At long last, is Preacher finally coming to television?
Once upon a time in the middle to late nineties, there was a rather fantastically blasphemous Vertigo comic book series from writer Garth Ennis and artist Steve Dillon. Running for 66 issues (plus some one-shot specials and a spinoff mini-series), Preacher told the story of Jesse Custer, a preacher in a small Texas town who was accidentally inhabited by a supernatural creature called Genesis that was created by the mating of an angel and a demon. Custer goes on a quest across the United States to literally find God, along with his former girlfriend Tulip O'Hare and an Irish vampire named Cassidy.

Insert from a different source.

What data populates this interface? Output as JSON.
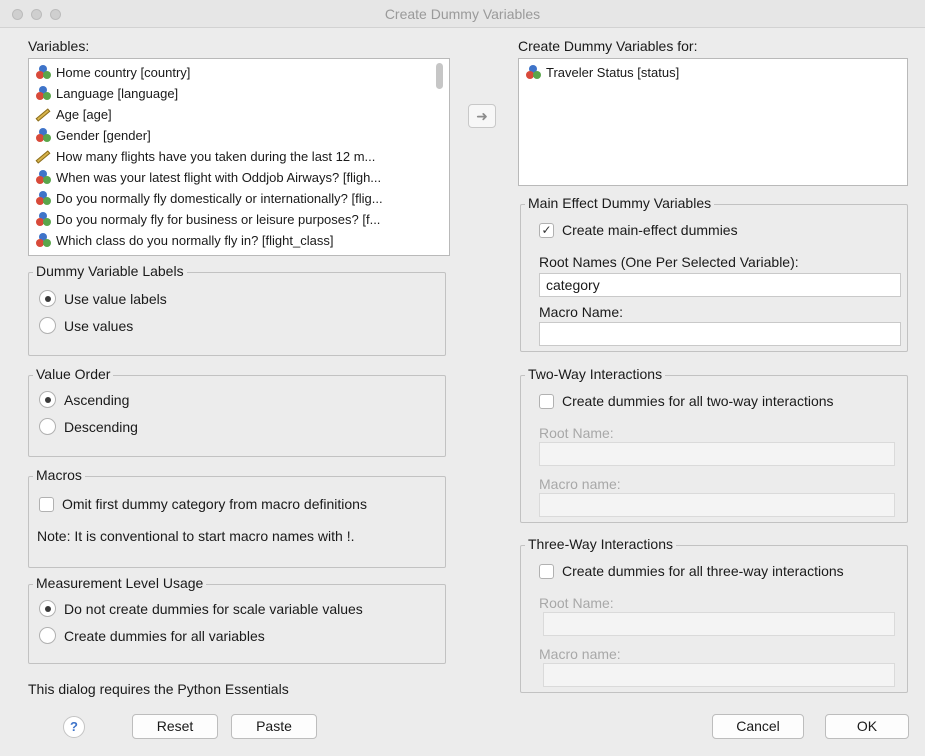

There have been a number of attempts to adapt Preacher for both film and television over the years, most notably having X-Men actor James Marsden as Jesse Custer in a film version and HBO developing the series until they found it too religiously controversial. Well, according to Badass Digest, the project has some life again...this time over at AMC, who have ordered a pilot for a potential series. The article claims that AMC is looking for another buzzworthy show in addition to The Walking Dead now that Breaking Bad has ended and Mad Men will shortly reach its finale.
The Badass Digest article doesn't mention who was developing the series for AMC, but actor/producer/director/screenwriter Seth Rogen posted these two interesting tidbits on his official Twitter account...
Looks like about seven of years of hard work are about to pay off. I may get to bring one of my favourite stories ever to life.
— Seth Rogen (@Sethrogen) November 16, 2013
Arseface. John Wayne, The Saint of Killers.Rogen may be working on the project with longtime friend Evan Goldberg, who has collaborated with Rogen on films such as Knocked Up, Superbad, Pineapple Express, The Green Hornet, The Watch and This is the End.
— Seth Rogen (@Sethrogen) November 17, 2013
But since Preacher adaptations have fallen apart before, there's no guarantee that this attempt will be any different. The pilot order by AMC is encouraging though, and makes sense from AMC's standpoint, so we'll see if this actually goes to Texas...